What is being asked: Go through the data below and work out how many lines contain "label"; the answer is the number alone.

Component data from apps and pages
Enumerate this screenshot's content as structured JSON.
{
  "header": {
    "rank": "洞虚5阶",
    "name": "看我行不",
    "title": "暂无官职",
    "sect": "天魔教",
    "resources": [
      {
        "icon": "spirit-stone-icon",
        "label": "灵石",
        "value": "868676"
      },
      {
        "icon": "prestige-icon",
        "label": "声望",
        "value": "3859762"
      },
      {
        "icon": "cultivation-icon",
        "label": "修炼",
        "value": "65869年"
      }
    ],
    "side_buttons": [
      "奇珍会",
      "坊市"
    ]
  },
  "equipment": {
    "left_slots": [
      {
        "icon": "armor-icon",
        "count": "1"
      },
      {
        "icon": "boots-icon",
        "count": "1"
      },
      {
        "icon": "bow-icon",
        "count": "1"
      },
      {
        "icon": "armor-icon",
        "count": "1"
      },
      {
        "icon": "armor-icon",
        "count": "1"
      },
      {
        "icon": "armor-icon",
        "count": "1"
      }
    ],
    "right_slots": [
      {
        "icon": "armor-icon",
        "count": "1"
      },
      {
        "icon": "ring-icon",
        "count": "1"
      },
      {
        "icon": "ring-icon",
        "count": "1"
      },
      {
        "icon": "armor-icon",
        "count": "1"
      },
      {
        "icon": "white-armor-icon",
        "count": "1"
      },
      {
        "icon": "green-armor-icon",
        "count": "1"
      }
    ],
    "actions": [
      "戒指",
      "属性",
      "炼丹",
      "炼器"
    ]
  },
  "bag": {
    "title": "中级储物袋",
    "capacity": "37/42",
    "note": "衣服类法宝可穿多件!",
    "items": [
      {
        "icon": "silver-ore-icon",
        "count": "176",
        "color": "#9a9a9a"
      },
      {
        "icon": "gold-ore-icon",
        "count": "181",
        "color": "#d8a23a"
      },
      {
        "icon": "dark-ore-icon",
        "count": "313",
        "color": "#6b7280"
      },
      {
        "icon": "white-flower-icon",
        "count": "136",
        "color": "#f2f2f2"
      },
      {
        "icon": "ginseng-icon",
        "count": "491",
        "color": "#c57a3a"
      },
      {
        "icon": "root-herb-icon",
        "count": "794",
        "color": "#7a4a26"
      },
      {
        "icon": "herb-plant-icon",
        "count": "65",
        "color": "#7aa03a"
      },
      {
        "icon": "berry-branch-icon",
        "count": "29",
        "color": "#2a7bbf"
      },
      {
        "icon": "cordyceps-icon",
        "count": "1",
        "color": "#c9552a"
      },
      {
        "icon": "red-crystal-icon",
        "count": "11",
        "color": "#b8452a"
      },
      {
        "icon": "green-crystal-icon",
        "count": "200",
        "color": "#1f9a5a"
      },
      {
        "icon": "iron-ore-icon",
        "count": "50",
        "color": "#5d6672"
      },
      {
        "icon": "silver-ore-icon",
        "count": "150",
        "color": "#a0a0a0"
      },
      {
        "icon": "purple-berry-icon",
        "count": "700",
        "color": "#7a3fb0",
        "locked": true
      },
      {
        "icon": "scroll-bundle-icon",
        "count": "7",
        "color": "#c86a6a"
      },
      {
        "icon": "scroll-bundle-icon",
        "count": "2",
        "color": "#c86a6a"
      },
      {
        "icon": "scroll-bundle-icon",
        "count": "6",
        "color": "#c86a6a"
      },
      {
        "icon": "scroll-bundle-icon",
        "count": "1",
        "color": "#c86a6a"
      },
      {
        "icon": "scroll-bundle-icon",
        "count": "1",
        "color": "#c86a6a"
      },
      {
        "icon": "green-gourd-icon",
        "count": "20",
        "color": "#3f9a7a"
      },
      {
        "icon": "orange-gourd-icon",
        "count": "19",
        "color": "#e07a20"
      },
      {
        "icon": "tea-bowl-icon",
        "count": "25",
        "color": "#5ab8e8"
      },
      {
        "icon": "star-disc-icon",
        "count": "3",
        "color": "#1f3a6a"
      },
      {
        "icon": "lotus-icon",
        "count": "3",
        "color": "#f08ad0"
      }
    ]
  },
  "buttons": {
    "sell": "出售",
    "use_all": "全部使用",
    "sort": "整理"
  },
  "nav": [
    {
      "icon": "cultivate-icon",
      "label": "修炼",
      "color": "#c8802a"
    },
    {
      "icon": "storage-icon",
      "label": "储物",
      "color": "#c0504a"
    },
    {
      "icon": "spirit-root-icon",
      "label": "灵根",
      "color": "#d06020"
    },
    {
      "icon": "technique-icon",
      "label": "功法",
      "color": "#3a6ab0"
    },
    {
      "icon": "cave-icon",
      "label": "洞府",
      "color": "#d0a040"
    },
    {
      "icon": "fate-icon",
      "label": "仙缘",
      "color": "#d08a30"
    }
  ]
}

Exercise answer: 9